Assigned task ->
What is needed is an exact repeat of the entries, with no pictures in it.

● ● ● ● ● ● ●

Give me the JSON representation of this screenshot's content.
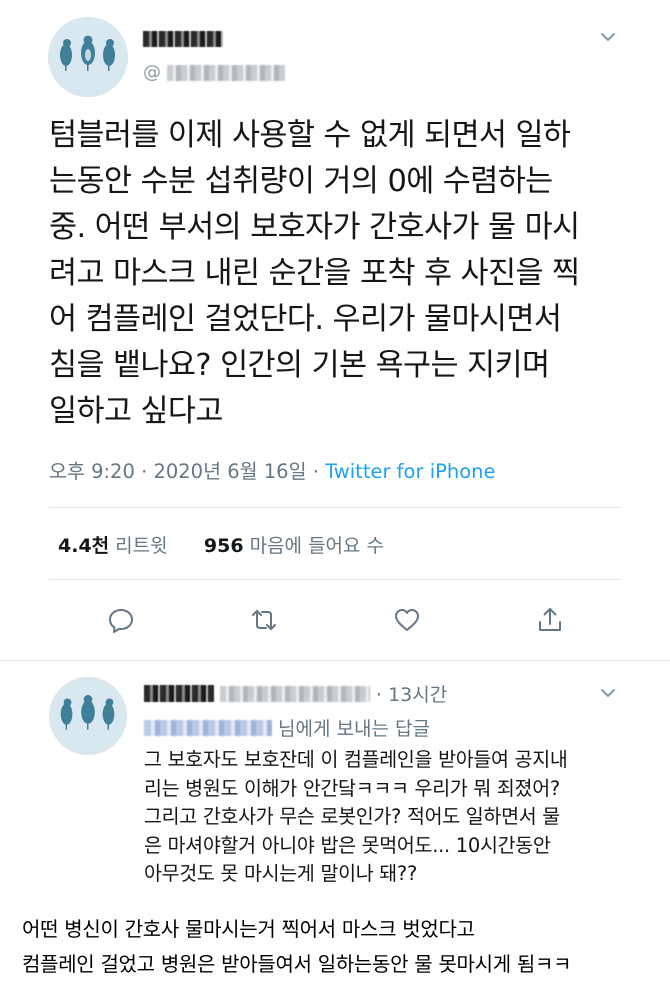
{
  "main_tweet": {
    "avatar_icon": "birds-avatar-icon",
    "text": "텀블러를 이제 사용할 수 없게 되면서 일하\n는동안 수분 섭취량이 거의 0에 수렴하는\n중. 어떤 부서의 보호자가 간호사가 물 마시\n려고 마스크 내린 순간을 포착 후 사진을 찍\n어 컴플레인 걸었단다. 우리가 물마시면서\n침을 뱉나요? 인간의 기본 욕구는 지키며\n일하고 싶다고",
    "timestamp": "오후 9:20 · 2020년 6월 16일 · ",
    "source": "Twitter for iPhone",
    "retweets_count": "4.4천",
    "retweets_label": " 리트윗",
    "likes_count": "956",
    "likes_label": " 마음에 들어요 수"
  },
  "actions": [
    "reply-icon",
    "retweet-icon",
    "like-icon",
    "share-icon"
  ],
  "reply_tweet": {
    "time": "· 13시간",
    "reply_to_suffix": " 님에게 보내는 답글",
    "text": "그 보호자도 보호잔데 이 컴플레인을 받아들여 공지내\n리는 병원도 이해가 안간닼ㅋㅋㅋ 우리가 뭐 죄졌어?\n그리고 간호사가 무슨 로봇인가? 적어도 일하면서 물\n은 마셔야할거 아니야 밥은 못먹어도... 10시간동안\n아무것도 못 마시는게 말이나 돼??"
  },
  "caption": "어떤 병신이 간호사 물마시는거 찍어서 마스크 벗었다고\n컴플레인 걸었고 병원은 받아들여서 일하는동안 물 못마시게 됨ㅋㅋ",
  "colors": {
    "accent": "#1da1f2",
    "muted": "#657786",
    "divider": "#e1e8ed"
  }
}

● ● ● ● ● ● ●

Result below ->
Give me the JSON representation of this screenshot's content.
{
  "main_tweet": {
    "avatar_icon": "birds-avatar-icon",
    "text": "텀블러를 이제 사용할 수 없게 되면서 일하\n는동안 수분 섭취량이 거의 0에 수렴하는\n중. 어떤 부서의 보호자가 간호사가 물 마시\n려고 마스크 내린 순간을 포착 후 사진을 찍\n어 컴플레인 걸었단다. 우리가 물마시면서\n침을 뱉나요? 인간의 기본 욕구는 지키며\n일하고 싶다고",
    "timestamp": "오후 9:20 · 2020년 6월 16일 · ",
    "source": "Twitter for iPhone",
    "retweets_count": "4.4천",
    "retweets_label": " 리트윗",
    "likes_count": "956",
    "likes_label": " 마음에 들어요 수"
  },
  "actions": [
    "reply-icon",
    "retweet-icon",
    "like-icon",
    "share-icon"
  ],
  "reply_tweet": {
    "time": "· 13시간",
    "reply_to_suffix": " 님에게 보내는 답글",
    "text": "그 보호자도 보호잔데 이 컴플레인을 받아들여 공지내\n리는 병원도 이해가 안간닼ㅋㅋㅋ 우리가 뭐 죄졌어?\n그리고 간호사가 무슨 로봇인가? 적어도 일하면서 물\n은 마셔야할거 아니야 밥은 못먹어도... 10시간동안\n아무것도 못 마시는게 말이나 돼??"
  },
  "caption": "어떤 병신이 간호사 물마시는거 찍어서 마스크 벗었다고\n컴플레인 걸었고 병원은 받아들여서 일하는동안 물 못마시게 됨ㅋㅋ",
  "colors": {
    "accent": "#1da1f2",
    "muted": "#657786",
    "divider": "#e1e8ed"
  }
}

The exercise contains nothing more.